    Jay says:

    Hi, this works wonderfully for normal search terms, but I’m having trouble getting tweets from a single user using the search operator “from:user” It returns a url like this:

    http://search.twitter.com/search.atom?q=from%3Anytimes

    I’m plugging in ‘from%3Anytimes’ as my search term, but I’m not getting any results. Am I doing something stupid?

    • Armand Niculescu
      Armand Niculescu says:

      Sorry for my late reply, Jay.
      You should use the normal search term, e.g. “from:nytimes” as the php class does the URL encoding for you (%3A is the encoded value for “:”)

      echo $twitter->getTweets(‘from:nytimes’, 15);
      will work just fine.

  3. John
    John says:

    great post!!

    Is there a way to get an array of found tweets, so that I can count() them? All I want is to output the number of found tweets against a search term.

    • Armand Niculescu
      Armand Niculescu says:

      You can simply edit the twitter.class.php file.
      At line 30 you can simply write return count($xml->entry) and the class will return the number of tweets rather that the contents.

  4. Jason
    Jason says:

    I was leaning toward client side javascript/Ajax to accomplish this, but I love what you have done with PHP instead. This is really clean code. Do I have permission to reuse and style it to for use with CSS? Also, Is there anyway to increase the tweet posts to last more than 2 days? I would like to see tweets on a #hashtag or keyword last for more than a week. Excellent work!

    • Armand Niculescu
      Armand Niculescu says:

      Hi Jason,

      yes, feel free to use the code for any purpose, commercial or not. The timespan is dependent only on the number of tweets you want displayed. If you want to see old tweets, you’ll have to increase the number of displayed tweets.

  5. Jason
    Jason says:

    Thank you Armand! I increased the number of tweets to 50:

    getTweets(‘ifest’, 50);
    ?>

    However, it appears that after 48 hours the tweets begin to drop off the list. Here is the example I created: http://jhaag.us/twitter_class/ for the search term “ifest”. There were 8 tweets on there yesterday and today there are only two.

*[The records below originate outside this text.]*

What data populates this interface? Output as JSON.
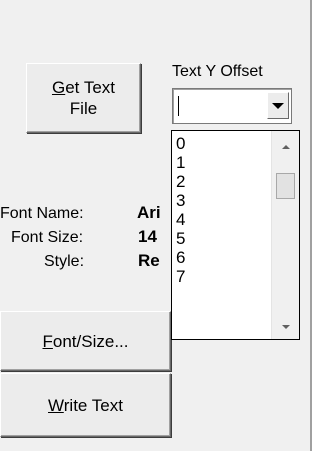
{
  "buttons": {
    "get_text_file": {
      "accel": "G",
      "rest_line1": "et Text",
      "line2": "File"
    },
    "font_size": {
      "accel": "F",
      "rest": "ont/Size..."
    },
    "write_text": {
      "accel": "W",
      "rest": "rite Text"
    }
  },
  "text_y_offset": {
    "label": "Text Y Offset",
    "value": "",
    "options": [
      "0",
      "1",
      "2",
      "3",
      "4",
      "5",
      "6",
      "7"
    ]
  },
  "font_info": {
    "name_label": "Font Name:",
    "name_value": "Ari",
    "size_label": "Font Size:",
    "size_value": "14",
    "style_label": "Style:",
    "style_value": "Re"
  },
  "icons": {
    "combo_dropdown": "chevron-down-icon",
    "scroll_up": "scroll-up-icon",
    "scroll_down": "scroll-down-icon"
  }
}
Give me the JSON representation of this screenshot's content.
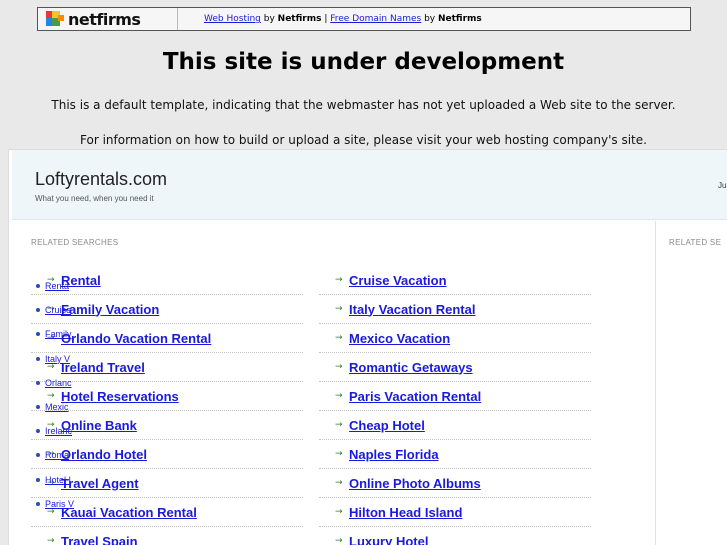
{
  "netfirms_bar": {
    "logo_text": "netfirms",
    "link_web_hosting": "Web Hosting",
    "by_1": " by ",
    "brand_1": "Netfirms",
    "separator": " | ",
    "link_domain_names": "Free Domain Names",
    "by_2": " by ",
    "brand_2": "Netfirms"
  },
  "notice": {
    "title": "This site is under development",
    "line1": "This is a default template, indicating that the webmaster has not yet uploaded a Web site to the server.",
    "line2": "For information on how to build or upload a site, please visit your web hosting company's site."
  },
  "site": {
    "name": "Loftyrentals.com",
    "tagline": "What you need, when you need it",
    "header_right_text": "Ju"
  },
  "main": {
    "section_label": "RELATED SEARCHES",
    "left_links": [
      "Rental",
      "Family Vacation",
      "Orlando Vacation Rental",
      "Ireland Travel",
      "Hotel Reservations",
      "Online Bank",
      "Orlando Hotel",
      "Travel Agent",
      "Kauai Vacation Rental",
      "Travel Spain"
    ],
    "right_links": [
      "Cruise Vacation",
      "Italy Vacation Rental",
      "Mexico Vacation",
      "Romantic Getaways",
      "Paris Vacation Rental",
      "Cheap Hotel",
      "Naples Florida",
      "Online Photo Albums",
      "Hilton Head Island",
      "Luxury Hotel"
    ]
  },
  "sidebar": {
    "section_label": "RELATED SE",
    "links": [
      "Renta",
      "Cruise",
      "Family",
      "Italy V",
      "Orlanc",
      "Mexic",
      "Irelanc",
      "Roma",
      "Hotel I",
      "Paris V"
    ]
  },
  "icons": {
    "list_arrow": "→",
    "logo_mark": "netfirms-logo-mark"
  },
  "colors": {
    "link": "#1a1adb",
    "arrow": "#2e7d32",
    "header_bg": "#eef6fa",
    "page_bg": "#e9e9e9"
  }
}
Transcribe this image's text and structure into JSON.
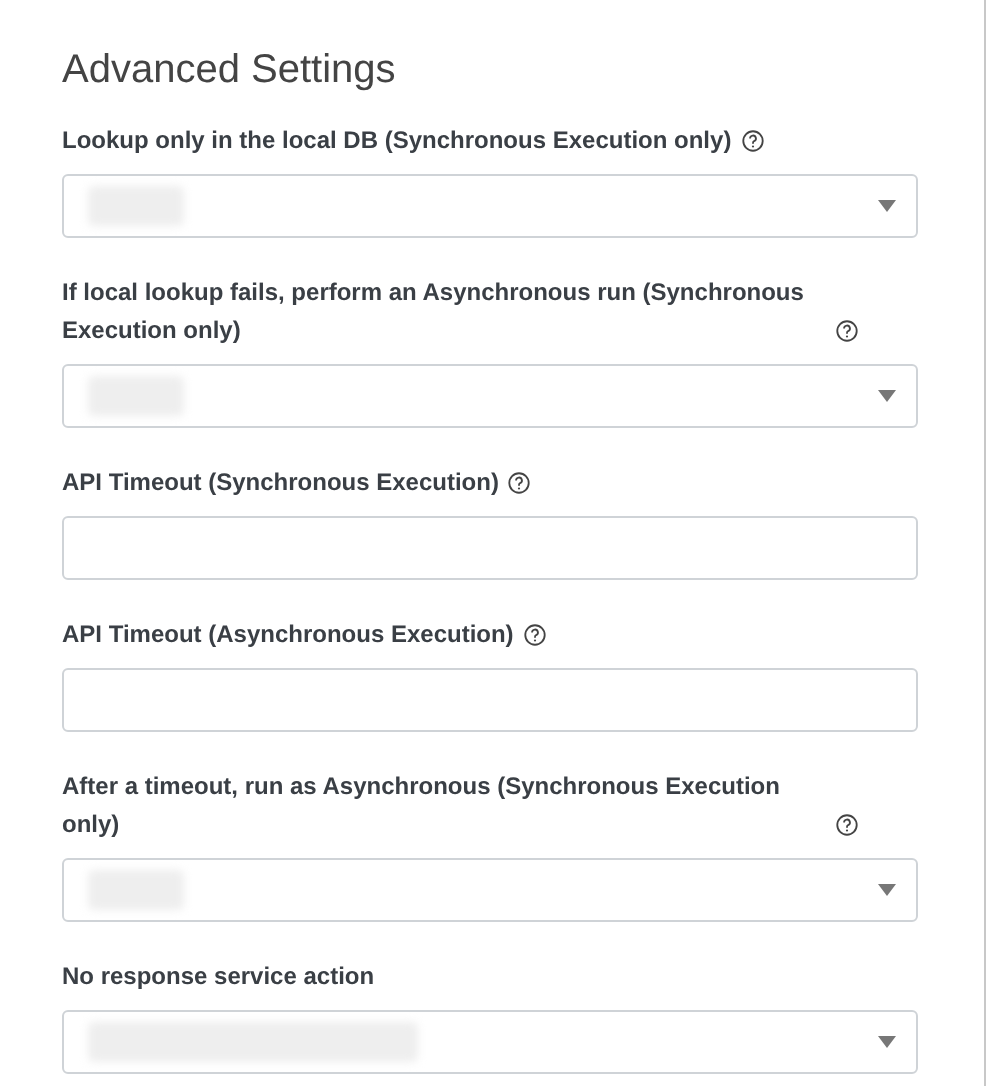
{
  "title": "Advanced Settings",
  "fields": [
    {
      "label": "Lookup only in the local DB (Synchronous Execution only)",
      "help": true,
      "kind": "select",
      "hidden_value": true
    },
    {
      "label": "If local lookup fails, perform an Asynchronous run (Synchronous Execution only)",
      "help": true,
      "kind": "select",
      "hidden_value": true
    },
    {
      "label": "API Timeout (Synchronous Execution)",
      "help": true,
      "kind": "text"
    },
    {
      "label": "API Timeout (Asynchronous Execution)",
      "help": true,
      "kind": "text"
    },
    {
      "label": "After a timeout, run as Asynchronous (Synchronous Execution only)",
      "help": true,
      "kind": "select",
      "hidden_value": true
    },
    {
      "label": "No response service action",
      "help": false,
      "kind": "select",
      "hidden_value": true
    }
  ]
}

    • Armand Niculescu
      Armand Niculescu says:

      Hi Jason,

      First of all, Twitter limits the search results set to 15. It’s possible to get more, but it’s a bit more complicated as a request has to be made for each 15 results page and we also need to keep track of IDs to prevent duplication of results. I will add such a feature if requested by more people.

      Second, your query for ‘ifest‘ returns less than 15 results because by default the class filters for English language only. However, I see that people tweet in English even if the language code is set to something else, probably due to their twitter clients. So, in twitter.class.php, at line 8, remove the lang=en& part.

  6. Anthony
    Anthony says:

    I’ve been looking for something like this for a while. Thanks a lot!
    Your tutorial was very useful for me.
    I am also kind of interested in more than 15 posts, but I may try integrating this with a MySql database so that I can store tweets and display them as needed.
    Thanks again!

  7. Anthony
    Anthony says:

    Actually, if possible I would love to know how to style the “Twitter Search Term”. I can style everything else with CSS, but I can’t seem to find a way to style only the search term.

  8. Tommy
    Tommy says:

    Love your work…

    I’ve got as far as reloading a div with AJAX and having that ‘div class = the time’ – any tips on the PHP for only fetching a tweet newer than the timestamp? Would appreciate any help :)

  9. Madhusanka
    Madhusanka says:

    hi, As you said, can you provide that mechanism in details(may be a new post) to get all the tweets for a search or geocode api rather than limiting it to 15. Really urgent !!!
    Thanks again…

  10. Jeremy
    Jeremy says:

    This appears to have been affected by changes to the Twitter API. I got it working again once I removed lang=en from line 8, so it just reads:

    $this->searchURL = ‘http://search.twitter.com/search.atom?&q=';

Comments are closed.